Pittas are secretive, brightly coloured birds that forage on the forest floor. They are long-legged and short-tailed with rounded wings. The cuckoos are generally medium-sized slender birds. Most species live in trees, though a sizeable minority are ground-dwelling.

Rollers, Jays, Hoopoes

Total Records: 8

Rollers resemble crows in size and build, and share the colourful appearance of kingfishers and bee-eaters, blues and pinkish or cinnamon browns predominating.

Shrikes, Orioles, Drongos

Total Records: 45

Shrikes are medium-sized birds with grey, brown, or black and white plumage. They are known for their habit of catching insects and small vertebrates and impaling their bodies on thorns, the spikes on barbed-wire fences, or any available sharp point. This helps them to tear the flesh into smaller, more conveniently sized fragments, and serves as a cache so that the shrike can return to the uneaten portions at a later time. Oriole males are typically black and vibrant yellow or orange with white markings, females and immature birds duller. They are generally slender with long tails and a pointed bill and mainly eat insects, but also enjoy nectar and fruit.

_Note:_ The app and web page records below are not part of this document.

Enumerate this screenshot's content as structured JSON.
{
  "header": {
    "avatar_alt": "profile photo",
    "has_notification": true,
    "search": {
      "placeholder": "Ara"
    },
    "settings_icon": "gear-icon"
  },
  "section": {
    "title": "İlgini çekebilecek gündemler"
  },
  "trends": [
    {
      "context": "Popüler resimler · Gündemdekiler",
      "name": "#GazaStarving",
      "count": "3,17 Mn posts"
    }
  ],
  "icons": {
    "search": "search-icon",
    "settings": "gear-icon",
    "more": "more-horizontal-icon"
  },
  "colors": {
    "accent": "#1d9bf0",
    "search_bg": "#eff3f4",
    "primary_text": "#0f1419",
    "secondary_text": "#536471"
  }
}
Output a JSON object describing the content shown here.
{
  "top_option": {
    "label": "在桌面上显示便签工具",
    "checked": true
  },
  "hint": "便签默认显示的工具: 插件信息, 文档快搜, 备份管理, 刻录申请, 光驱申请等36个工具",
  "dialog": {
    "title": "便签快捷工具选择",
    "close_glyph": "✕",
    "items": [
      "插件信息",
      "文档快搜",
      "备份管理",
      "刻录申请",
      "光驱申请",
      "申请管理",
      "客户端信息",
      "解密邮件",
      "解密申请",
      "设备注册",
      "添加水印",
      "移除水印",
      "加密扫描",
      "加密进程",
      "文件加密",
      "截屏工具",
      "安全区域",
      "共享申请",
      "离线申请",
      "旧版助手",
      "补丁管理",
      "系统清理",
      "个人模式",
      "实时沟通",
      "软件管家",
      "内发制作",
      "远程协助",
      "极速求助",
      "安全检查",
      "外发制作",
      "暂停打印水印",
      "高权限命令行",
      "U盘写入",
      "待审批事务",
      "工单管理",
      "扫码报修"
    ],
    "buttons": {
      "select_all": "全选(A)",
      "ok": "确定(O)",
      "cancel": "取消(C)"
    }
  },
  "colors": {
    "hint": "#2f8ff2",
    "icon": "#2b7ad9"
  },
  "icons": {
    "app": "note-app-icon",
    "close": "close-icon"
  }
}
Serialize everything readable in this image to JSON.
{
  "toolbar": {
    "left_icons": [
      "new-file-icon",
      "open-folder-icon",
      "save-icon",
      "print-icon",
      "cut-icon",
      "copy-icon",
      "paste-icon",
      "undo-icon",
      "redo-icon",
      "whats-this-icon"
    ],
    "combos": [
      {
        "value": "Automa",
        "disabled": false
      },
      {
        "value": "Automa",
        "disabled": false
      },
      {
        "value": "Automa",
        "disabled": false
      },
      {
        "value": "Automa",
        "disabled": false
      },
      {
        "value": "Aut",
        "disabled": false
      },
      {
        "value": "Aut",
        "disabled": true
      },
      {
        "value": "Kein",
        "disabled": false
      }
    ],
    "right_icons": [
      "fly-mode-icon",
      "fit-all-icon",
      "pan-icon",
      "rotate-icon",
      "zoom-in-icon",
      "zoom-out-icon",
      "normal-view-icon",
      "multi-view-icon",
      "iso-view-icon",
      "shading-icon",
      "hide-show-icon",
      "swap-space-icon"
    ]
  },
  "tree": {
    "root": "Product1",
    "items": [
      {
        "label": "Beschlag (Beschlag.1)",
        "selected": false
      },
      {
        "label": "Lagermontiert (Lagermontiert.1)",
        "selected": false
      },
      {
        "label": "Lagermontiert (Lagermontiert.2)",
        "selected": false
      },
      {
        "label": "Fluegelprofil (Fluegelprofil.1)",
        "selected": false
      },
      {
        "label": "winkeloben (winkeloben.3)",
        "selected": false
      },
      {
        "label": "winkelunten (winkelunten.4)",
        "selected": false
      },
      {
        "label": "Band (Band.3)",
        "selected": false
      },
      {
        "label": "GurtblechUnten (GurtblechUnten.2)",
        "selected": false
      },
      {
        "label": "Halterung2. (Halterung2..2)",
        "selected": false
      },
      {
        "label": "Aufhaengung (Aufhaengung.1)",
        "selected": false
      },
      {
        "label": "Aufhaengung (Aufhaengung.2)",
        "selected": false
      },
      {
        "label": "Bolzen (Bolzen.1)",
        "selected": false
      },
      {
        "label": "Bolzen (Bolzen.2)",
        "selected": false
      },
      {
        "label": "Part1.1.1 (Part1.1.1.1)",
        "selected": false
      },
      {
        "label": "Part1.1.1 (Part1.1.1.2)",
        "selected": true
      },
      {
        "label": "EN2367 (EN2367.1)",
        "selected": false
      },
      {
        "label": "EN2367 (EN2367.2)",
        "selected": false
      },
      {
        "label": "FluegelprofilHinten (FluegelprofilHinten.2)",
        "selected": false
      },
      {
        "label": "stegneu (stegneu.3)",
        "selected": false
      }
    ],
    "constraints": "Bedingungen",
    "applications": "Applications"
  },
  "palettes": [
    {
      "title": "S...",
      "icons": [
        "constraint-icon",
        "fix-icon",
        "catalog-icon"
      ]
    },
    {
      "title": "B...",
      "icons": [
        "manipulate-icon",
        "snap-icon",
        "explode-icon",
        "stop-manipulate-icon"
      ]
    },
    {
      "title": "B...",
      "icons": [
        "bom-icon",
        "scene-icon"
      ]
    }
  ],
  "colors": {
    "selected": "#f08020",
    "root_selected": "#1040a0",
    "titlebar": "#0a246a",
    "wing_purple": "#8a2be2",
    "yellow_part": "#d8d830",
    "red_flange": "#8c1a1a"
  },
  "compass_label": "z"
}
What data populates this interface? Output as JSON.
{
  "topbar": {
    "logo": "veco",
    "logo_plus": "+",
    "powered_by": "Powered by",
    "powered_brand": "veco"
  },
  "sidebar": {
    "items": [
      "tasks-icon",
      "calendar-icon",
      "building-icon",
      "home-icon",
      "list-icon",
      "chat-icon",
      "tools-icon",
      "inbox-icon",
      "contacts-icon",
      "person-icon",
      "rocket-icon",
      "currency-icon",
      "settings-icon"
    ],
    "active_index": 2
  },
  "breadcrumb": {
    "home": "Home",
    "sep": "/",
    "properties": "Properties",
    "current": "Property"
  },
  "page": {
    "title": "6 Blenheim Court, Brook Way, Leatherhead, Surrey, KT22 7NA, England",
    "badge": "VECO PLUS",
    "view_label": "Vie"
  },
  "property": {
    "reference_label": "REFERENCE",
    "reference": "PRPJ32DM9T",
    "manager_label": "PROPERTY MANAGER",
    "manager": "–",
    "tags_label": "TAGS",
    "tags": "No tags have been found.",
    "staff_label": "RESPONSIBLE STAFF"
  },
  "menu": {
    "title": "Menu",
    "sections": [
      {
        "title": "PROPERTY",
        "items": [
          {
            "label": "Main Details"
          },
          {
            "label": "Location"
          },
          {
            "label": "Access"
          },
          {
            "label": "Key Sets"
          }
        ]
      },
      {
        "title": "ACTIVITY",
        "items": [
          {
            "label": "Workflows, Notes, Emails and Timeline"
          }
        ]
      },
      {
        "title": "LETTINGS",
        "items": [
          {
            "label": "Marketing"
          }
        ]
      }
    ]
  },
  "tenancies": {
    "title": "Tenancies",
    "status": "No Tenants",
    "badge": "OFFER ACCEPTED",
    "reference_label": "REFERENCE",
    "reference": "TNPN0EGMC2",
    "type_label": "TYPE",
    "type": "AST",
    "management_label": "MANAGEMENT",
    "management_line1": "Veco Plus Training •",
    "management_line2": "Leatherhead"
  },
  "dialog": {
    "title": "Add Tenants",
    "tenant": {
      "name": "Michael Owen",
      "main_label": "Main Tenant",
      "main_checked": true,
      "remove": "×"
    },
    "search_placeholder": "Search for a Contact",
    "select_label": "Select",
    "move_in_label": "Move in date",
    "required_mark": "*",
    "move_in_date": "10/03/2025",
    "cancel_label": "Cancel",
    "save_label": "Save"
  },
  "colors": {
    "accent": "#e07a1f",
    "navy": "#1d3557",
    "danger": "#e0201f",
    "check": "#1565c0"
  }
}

Drongos are mostly black or dark grey, short-legged birds, with an upright stance when perched. They have forked tails and some have elaborate tail decorations.

Sparrows, Buntings, Larks

Total Records: 24

The typical sparrows, buntings, and their allies comprise the subfamily Emberizinae, family Emberizidae. The emberizid sparrows and buntings occur in a great variety of habitats, and are widely distributed, occurring on all of the habitable continents except for Southeast Asia and Australia. The greatest diversity of species, however, occurs in the Americas

Swallows, Swifts

Total Records: 38

The swallow are found around the world on all continents, including occasionally in Antarctica. Highly adapted to aerial feeding, they have a distinctive appearance. Swifts are superficially similar to swallows, but are not closely related to any passerine species. Resemblances between swifts and swallows are due to convergent evolution, reflecting similar life styles based on catching insects in flight.


Total Records: 3

These are seed-eating birds with rounded conical bills, most of which are from Sub-Saharan Africa, with fewer species in tropical Asia. A few species have been introduced outside their native range. The weaver group is divided into the buffalo, sparrow, typical, and widow weavers. The males of many species are brightly coloured, usually in red or yellow and black, some species show variation in colour only in the breeding season.